##### Record set #####
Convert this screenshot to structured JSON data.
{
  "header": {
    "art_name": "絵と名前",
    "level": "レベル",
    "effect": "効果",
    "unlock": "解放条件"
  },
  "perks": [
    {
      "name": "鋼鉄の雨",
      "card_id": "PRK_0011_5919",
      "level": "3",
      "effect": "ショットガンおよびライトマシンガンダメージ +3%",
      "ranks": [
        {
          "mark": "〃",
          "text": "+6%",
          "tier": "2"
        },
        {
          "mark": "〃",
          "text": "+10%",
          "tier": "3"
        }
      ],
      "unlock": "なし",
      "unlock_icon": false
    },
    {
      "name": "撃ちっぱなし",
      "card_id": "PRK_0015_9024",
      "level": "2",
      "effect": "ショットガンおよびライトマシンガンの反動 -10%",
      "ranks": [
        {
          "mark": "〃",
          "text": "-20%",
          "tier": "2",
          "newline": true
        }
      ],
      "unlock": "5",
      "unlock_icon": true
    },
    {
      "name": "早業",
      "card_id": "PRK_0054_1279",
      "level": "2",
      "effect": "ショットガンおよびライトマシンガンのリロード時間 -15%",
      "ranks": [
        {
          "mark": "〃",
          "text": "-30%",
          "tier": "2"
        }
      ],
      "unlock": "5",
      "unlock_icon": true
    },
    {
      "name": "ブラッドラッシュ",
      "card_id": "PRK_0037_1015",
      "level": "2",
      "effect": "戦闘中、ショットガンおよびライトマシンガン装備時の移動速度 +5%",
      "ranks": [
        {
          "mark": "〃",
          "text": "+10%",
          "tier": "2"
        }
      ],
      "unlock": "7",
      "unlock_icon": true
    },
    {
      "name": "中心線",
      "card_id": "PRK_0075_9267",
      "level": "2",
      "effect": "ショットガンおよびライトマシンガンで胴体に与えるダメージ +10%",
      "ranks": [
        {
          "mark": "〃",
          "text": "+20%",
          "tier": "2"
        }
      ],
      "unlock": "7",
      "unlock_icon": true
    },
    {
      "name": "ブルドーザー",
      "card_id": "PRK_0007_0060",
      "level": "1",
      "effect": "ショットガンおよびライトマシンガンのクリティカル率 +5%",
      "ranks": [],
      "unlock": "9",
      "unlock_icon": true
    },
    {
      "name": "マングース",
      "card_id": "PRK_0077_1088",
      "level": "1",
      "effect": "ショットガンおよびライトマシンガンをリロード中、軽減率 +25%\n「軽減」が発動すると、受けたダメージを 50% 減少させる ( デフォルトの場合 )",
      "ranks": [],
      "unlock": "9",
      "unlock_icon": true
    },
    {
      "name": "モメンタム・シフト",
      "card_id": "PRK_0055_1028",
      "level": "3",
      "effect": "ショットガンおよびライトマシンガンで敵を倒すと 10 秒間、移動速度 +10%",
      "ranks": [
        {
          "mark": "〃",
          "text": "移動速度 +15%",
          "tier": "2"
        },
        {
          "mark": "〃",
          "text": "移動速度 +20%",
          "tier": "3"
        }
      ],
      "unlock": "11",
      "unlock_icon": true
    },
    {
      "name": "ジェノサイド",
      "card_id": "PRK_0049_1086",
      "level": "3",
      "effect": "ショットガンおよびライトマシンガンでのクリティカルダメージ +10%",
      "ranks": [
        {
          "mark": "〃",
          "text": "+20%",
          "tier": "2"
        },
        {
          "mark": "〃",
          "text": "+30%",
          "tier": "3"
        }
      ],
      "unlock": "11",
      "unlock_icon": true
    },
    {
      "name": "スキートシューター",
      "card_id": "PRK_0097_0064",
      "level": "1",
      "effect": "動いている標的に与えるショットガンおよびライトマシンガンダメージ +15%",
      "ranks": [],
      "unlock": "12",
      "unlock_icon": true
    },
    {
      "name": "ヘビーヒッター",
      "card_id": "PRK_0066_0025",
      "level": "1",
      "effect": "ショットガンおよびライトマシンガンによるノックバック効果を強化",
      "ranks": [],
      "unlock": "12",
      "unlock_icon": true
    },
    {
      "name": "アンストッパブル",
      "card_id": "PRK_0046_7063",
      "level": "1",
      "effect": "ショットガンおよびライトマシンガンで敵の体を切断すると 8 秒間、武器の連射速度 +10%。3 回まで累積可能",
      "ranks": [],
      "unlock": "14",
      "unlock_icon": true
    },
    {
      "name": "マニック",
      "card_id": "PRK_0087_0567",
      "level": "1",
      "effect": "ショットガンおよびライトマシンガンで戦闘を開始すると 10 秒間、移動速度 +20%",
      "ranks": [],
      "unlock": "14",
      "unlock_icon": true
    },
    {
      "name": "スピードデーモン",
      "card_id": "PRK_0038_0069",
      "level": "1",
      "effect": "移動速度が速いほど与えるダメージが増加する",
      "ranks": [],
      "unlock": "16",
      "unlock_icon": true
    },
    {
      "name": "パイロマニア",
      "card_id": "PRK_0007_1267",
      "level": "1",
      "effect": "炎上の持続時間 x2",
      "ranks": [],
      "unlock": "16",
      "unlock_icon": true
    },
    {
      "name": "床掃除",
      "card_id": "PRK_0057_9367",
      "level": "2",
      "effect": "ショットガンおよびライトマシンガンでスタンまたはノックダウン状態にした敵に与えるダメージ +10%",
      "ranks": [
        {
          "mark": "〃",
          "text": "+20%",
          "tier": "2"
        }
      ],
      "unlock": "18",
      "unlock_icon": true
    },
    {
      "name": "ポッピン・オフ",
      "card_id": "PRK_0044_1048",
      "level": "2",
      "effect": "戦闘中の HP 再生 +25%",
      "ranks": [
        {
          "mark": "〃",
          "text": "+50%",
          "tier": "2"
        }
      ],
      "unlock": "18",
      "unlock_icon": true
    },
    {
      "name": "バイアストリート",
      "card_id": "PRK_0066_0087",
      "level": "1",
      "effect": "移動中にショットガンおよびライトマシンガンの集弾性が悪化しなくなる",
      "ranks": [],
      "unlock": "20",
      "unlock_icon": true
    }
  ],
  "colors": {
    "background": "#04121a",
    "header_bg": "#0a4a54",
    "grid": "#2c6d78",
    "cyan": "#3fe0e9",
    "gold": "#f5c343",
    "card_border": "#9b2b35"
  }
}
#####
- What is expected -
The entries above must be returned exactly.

- Written reply -
Convert this screenshot to structured JSON data.
{
  "header": {
    "art_name": "絵と名前",
    "level": "レベル",
    "effect": "効果",
    "unlock": "解放条件"
  },
  "perks": [
    {
      "name": "鋼鉄の雨",
      "card_id": "PRK_0011_5919",
      "level": "3",
      "effect": "ショットガンおよびライトマシンガンダメージ +3%",
      "ranks": [
        {
          "mark": "〃",
          "text": "+6%",
          "tier": "2"
        },
        {
          "mark": "〃",
          "text": "+10%",
          "tier": "3"
        }
      ],
      "unlock": "なし",
      "unlock_icon": false
    },
    {
      "name": "撃ちっぱなし",
      "card_id": "PRK_0015_9024",
      "level": "2",
      "effect": "ショットガンおよびライトマシンガンの反動 -10%",
      "ranks": [
        {
          "mark": "〃",
          "text": "-20%",
          "tier": "2",
          "newline": true
        }
      ],
      "unlock": "5",
      "unlock_icon": true
    },
    {
      "name": "早業",
      "card_id": "PRK_0054_1279",
      "level": "2",
      "effect": "ショットガンおよびライトマシンガンのリロード時間 -15%",
      "ranks": [
        {
          "mark": "〃",
          "text": "-30%",
          "tier": "2"
        }
      ],
      "unlock": "5",
      "unlock_icon": true
    },
    {
      "name": "ブラッドラッシュ",
      "card_id": "PRK_0037_1015",
      "level": "2",
      "effect": "戦闘中、ショットガンおよびライトマシンガン装備時の移動速度 +5%",
      "ranks": [
        {
          "mark": "〃",
          "text": "+10%",
          "tier": "2"
        }
      ],
      "unlock": "7",
      "unlock_icon": true
    },
    {
      "name": "中心線",
      "card_id": "PRK_0075_9267",
      "level": "2",
      "effect": "ショットガンおよびライトマシンガンで胴体に与えるダメージ +10%",
      "ranks": [
        {
          "mark": "〃",
          "text": "+20%",
          "tier": "2"
        }
      ],
      "unlock": "7",
      "unlock_icon": true
    },
    {
      "name": "ブルドーザー",
      "card_id": "PRK_0007_0060",
      "level": "1",
      "effect": "ショットガンおよびライトマシンガンのクリティカル率 +5%",
      "ranks": [],
      "unlock": "9",
      "unlock_icon": true
    },
    {
      "name": "マングース",
      "card_id": "PRK_0077_1088",
      "level": "1",
      "effect": "ショットガンおよびライトマシンガンをリロード中、軽減率 +25%\n「軽減」が発動すると、受けたダメージを 50% 減少させる ( デフォルトの場合 )",
      "ranks": [],
      "unlock": "9",
      "unlock_icon": true
    },
    {
      "name": "モメンタム・シフト",
      "card_id": "PRK_0055_1028",
      "level": "3",
      "effect": "ショットガンおよびライトマシンガンで敵を倒すと 10 秒間、移動速度 +10%",
      "ranks": [
        {
          "mark": "〃",
          "text": "移動速度 +15%",
          "tier": "2"
        },
        {
          "mark": "〃",
          "text": "移動速度 +20%",
          "tier": "3"
        }
      ],
      "unlock": "11",
      "unlock_icon": true
    },
    {
      "name": "ジェノサイド",
      "card_id": "PRK_0049_1086",
      "level": "3",
      "effect": "ショットガンおよびライトマシンガンでのクリティカルダメージ +10%",
      "ranks": [
        {
          "mark": "〃",
          "text": "+20%",
          "tier": "2"
        },
        {
          "mark": "〃",
          "text": "+30%",
          "tier": "3"
        }
      ],
      "unlock": "11",
      "unlock_icon": true
    },
    {
      "name": "スキートシューター",
      "card_id": "PRK_0097_0064",
      "level": "1",
      "effect": "動いている標的に与えるショットガンおよびライトマシンガンダメージ +15%",
      "ranks": [],
      "unlock": "12",
      "unlock_icon": true
    },
    {
      "name": "ヘビーヒッター",
      "card_id": "PRK_0066_0025",
      "level": "1",
      "effect": "ショットガンおよびライトマシンガンによるノックバック効果を強化",
      "ranks": [],
      "unlock": "12",
      "unlock_icon": true
    },
    {
      "name": "アンストッパブル",
      "card_id": "PRK_0046_7063",
      "level": "1",
      "effect": "ショットガンおよびライトマシンガンで敵の体を切断すると 8 秒間、武器の連射速度 +10%。3 回まで累積可能",
      "ranks": [],
      "unlock": "14",
      "unlock_icon": true
    },
    {
      "name": "マニック",
      "card_id": "PRK_0087_0567",
      "level": "1",
      "effect": "ショットガンおよびライトマシンガンで戦闘を開始すると 10 秒間、移動速度 +20%",
      "ranks": [],
      "unlock": "14",
      "unlock_icon": true
    },
    {
      "name": "スピードデーモン",
      "card_id": "PRK_0038_0069",
      "level": "1",
      "effect": "移動速度が速いほど与えるダメージが増加する",
      "ranks": [],
      "unlock": "16",
      "unlock_icon": true
    },
    {
      "name": "パイロマニア",
      "card_id": "PRK_0007_1267",
      "level": "1",
      "effect": "炎上の持続時間 x2",
      "ranks": [],
      "unlock": "16",
      "unlock_icon": true
    },
    {
      "name": "床掃除",
      "card_id": "PRK_0057_9367",
      "level": "2",
      "effect": "ショットガンおよびライトマシンガンでスタンまたはノックダウン状態にした敵に与えるダメージ +10%",
      "ranks": [
        {
          "mark": "〃",
          "text": "+20%",
          "tier": "2"
        }
      ],
      "unlock": "18",
      "unlock_icon": true
    },
    {
      "name": "ポッピン・オフ",
      "card_id": "PRK_0044_1048",
      "level": "2",
      "effect": "戦闘中の HP 再生 +25%",
      "ranks": [
        {
          "mark": "〃",
          "text": "+50%",
          "tier": "2"
        }
      ],
      "unlock": "18",
      "unlock_icon": true
    },
    {
      "name": "バイアストリート",
      "card_id": "PRK_0066_0087",
      "level": "1",
      "effect": "移動中にショットガンおよびライトマシンガンの集弾性が悪化しなくなる",
      "ranks": [],
      "unlock": "20",
      "unlock_icon": true
    }
  ],
  "colors": {
    "background": "#04121a",
    "header_bg": "#0a4a54",
    "grid": "#2c6d78",
    "cyan": "#3fe0e9",
    "gold": "#f5c343",
    "card_border": "#9b2b35"
  }
}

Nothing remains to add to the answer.